## Exercise goal
Scan the entries below and return each line that contains "text".

[Opening Supplied records section]

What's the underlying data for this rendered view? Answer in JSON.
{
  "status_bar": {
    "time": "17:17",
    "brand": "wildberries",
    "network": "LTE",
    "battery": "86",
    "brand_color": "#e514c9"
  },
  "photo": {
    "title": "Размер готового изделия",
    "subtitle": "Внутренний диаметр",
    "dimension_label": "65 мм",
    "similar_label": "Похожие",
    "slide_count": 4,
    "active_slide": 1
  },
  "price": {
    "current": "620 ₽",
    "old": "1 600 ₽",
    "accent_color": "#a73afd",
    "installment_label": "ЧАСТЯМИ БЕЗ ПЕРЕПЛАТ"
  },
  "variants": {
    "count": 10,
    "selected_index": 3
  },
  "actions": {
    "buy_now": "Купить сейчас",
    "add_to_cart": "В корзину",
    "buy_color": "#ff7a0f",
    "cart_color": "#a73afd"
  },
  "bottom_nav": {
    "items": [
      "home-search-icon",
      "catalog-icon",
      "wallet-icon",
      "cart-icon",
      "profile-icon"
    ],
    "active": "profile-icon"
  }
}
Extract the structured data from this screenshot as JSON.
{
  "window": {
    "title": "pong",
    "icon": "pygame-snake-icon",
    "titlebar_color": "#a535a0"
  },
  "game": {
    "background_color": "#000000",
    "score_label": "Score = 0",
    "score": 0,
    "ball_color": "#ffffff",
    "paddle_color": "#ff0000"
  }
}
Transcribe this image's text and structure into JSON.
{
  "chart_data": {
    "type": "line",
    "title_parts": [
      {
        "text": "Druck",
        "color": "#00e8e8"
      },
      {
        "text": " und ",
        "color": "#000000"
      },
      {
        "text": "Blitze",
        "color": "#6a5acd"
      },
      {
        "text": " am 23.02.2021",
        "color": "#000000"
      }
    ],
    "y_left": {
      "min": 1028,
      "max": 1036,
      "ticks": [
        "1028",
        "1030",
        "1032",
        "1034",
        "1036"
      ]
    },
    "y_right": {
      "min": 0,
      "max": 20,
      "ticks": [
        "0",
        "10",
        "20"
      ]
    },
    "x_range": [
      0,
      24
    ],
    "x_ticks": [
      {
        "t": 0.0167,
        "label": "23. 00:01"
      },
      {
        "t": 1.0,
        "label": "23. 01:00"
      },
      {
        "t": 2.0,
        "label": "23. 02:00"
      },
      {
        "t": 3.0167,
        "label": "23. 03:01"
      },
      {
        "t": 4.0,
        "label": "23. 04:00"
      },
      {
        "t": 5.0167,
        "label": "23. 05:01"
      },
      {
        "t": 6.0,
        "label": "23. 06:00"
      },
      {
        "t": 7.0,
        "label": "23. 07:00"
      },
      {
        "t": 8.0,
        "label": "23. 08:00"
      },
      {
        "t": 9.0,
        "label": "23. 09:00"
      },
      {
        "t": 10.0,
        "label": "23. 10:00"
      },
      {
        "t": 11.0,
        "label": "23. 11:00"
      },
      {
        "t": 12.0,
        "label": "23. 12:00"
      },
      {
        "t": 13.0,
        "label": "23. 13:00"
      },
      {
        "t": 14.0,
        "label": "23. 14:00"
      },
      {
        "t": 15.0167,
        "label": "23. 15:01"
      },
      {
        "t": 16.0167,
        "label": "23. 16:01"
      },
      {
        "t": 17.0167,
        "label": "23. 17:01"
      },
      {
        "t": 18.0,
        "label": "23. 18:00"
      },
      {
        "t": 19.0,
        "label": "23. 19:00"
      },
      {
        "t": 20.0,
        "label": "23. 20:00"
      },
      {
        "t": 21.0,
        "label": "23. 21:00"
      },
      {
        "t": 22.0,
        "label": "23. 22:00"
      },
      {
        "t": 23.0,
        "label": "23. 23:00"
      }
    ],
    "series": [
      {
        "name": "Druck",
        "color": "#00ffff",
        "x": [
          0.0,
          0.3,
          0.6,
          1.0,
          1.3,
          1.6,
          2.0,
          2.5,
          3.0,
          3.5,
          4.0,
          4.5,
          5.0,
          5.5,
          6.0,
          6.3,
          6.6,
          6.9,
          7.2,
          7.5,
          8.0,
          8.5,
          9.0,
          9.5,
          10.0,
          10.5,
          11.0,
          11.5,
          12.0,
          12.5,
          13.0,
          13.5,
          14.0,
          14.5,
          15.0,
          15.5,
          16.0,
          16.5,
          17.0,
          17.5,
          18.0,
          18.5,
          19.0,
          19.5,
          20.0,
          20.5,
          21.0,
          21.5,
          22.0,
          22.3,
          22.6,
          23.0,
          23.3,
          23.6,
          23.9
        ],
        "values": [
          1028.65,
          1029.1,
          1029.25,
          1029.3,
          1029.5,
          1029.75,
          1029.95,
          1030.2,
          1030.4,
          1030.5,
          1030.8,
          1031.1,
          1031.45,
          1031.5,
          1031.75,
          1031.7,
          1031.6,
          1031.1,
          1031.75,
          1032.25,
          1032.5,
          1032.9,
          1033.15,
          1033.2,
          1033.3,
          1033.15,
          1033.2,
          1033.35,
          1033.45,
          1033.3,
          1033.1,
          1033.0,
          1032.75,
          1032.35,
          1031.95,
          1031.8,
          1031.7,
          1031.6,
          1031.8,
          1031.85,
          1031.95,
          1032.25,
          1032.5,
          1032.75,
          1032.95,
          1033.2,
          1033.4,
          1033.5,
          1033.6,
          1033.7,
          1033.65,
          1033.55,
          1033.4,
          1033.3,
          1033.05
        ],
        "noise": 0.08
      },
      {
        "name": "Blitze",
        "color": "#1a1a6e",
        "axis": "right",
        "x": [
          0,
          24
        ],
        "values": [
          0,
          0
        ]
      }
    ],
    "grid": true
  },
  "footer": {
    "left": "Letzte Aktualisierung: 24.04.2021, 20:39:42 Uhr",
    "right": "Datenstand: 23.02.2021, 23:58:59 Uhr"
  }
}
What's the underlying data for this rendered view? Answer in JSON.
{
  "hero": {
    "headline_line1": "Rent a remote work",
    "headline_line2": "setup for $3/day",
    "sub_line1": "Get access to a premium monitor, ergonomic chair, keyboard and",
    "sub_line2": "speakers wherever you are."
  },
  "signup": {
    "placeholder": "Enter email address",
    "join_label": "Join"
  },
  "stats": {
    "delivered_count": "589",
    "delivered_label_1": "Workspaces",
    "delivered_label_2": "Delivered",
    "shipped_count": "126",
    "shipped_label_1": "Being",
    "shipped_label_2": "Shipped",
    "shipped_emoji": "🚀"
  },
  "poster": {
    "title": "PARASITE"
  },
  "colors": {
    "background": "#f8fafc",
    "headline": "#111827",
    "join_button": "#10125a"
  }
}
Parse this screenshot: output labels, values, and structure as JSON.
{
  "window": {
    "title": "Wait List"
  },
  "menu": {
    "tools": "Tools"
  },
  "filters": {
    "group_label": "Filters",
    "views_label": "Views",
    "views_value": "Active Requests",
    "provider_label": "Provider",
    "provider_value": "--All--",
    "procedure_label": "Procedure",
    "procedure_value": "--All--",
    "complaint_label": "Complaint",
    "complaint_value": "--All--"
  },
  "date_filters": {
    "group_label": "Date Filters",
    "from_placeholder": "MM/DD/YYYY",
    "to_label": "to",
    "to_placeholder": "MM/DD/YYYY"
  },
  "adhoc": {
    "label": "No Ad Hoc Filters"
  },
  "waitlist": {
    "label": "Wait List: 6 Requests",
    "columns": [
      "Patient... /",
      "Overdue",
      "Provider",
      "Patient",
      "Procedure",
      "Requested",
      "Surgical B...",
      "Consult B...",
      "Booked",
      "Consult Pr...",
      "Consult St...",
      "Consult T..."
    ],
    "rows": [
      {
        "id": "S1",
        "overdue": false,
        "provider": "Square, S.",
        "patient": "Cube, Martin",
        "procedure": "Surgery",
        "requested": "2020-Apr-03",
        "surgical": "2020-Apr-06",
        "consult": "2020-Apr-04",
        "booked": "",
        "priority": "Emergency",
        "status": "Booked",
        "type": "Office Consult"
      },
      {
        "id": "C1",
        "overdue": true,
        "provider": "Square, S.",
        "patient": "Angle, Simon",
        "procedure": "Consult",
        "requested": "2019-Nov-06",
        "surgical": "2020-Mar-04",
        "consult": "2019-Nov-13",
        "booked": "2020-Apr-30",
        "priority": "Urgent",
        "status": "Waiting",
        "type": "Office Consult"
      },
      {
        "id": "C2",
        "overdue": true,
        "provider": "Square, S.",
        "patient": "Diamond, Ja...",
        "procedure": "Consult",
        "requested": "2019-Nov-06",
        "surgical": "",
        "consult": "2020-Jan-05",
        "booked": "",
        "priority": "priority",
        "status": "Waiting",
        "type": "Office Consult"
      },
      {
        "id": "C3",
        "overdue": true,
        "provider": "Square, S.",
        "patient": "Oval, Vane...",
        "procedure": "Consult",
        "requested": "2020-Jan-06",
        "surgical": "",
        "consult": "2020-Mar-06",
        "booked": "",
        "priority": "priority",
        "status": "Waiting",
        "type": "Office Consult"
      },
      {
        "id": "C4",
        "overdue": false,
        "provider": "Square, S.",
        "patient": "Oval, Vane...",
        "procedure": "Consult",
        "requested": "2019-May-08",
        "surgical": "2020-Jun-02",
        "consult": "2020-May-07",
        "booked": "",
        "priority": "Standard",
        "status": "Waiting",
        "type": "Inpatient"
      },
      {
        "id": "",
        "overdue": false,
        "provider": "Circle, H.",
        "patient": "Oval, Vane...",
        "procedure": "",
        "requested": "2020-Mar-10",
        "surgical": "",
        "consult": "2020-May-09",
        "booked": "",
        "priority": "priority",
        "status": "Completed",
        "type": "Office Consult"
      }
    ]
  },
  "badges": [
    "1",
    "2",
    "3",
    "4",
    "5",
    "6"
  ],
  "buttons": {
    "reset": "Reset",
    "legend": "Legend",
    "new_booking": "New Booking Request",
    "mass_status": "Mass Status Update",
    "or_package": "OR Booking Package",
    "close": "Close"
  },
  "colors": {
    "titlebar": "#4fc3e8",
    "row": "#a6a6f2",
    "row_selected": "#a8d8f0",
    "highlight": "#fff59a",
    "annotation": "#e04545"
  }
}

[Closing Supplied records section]

## Answer area
Transcribe this image's text and structure into JSON.
        "text": "Druck",
        "text": " und ",
        "text": "Blitze",
        "text": " am 23.02.2021",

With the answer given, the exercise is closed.